[Start of Attachment]

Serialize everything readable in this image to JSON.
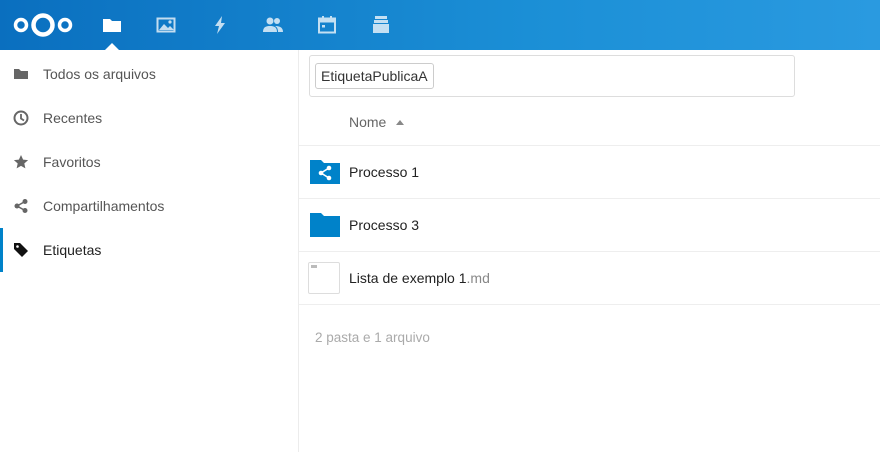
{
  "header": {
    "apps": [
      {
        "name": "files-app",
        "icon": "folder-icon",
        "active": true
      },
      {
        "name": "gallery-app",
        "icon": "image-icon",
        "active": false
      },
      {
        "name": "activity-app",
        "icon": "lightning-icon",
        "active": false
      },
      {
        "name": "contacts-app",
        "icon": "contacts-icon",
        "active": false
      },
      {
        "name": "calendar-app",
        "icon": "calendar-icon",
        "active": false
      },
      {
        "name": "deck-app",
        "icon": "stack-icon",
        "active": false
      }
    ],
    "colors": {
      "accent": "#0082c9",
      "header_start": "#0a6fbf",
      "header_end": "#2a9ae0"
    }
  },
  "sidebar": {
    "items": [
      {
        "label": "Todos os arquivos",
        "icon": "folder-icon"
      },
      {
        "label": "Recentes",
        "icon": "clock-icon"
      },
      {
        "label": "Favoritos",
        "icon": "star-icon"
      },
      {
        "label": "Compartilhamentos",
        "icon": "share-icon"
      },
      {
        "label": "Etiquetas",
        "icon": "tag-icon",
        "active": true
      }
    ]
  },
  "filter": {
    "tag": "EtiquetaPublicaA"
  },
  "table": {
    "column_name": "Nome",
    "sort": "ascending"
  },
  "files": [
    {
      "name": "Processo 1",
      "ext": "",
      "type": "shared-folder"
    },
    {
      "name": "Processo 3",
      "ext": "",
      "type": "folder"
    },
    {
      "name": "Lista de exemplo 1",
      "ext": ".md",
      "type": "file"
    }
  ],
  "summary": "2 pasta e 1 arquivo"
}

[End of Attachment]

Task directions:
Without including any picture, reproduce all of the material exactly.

Final answer:
Serialize everything readable in this image to JSON.
{
  "header": {
    "apps": [
      {
        "name": "files-app",
        "icon": "folder-icon",
        "active": true
      },
      {
        "name": "gallery-app",
        "icon": "image-icon",
        "active": false
      },
      {
        "name": "activity-app",
        "icon": "lightning-icon",
        "active": false
      },
      {
        "name": "contacts-app",
        "icon": "contacts-icon",
        "active": false
      },
      {
        "name": "calendar-app",
        "icon": "calendar-icon",
        "active": false
      },
      {
        "name": "deck-app",
        "icon": "stack-icon",
        "active": false
      }
    ],
    "colors": {
      "accent": "#0082c9",
      "header_start": "#0a6fbf",
      "header_end": "#2a9ae0"
    }
  },
  "sidebar": {
    "items": [
      {
        "label": "Todos os arquivos",
        "icon": "folder-icon"
      },
      {
        "label": "Recentes",
        "icon": "clock-icon"
      },
      {
        "label": "Favoritos",
        "icon": "star-icon"
      },
      {
        "label": "Compartilhamentos",
        "icon": "share-icon"
      },
      {
        "label": "Etiquetas",
        "icon": "tag-icon",
        "active": true
      }
    ]
  },
  "filter": {
    "tag": "EtiquetaPublicaA"
  },
  "table": {
    "column_name": "Nome",
    "sort": "ascending"
  },
  "files": [
    {
      "name": "Processo 1",
      "ext": "",
      "type": "shared-folder"
    },
    {
      "name": "Processo 3",
      "ext": "",
      "type": "folder"
    },
    {
      "name": "Lista de exemplo 1",
      "ext": ".md",
      "type": "file"
    }
  ],
  "summary": "2 pasta e 1 arquivo"
}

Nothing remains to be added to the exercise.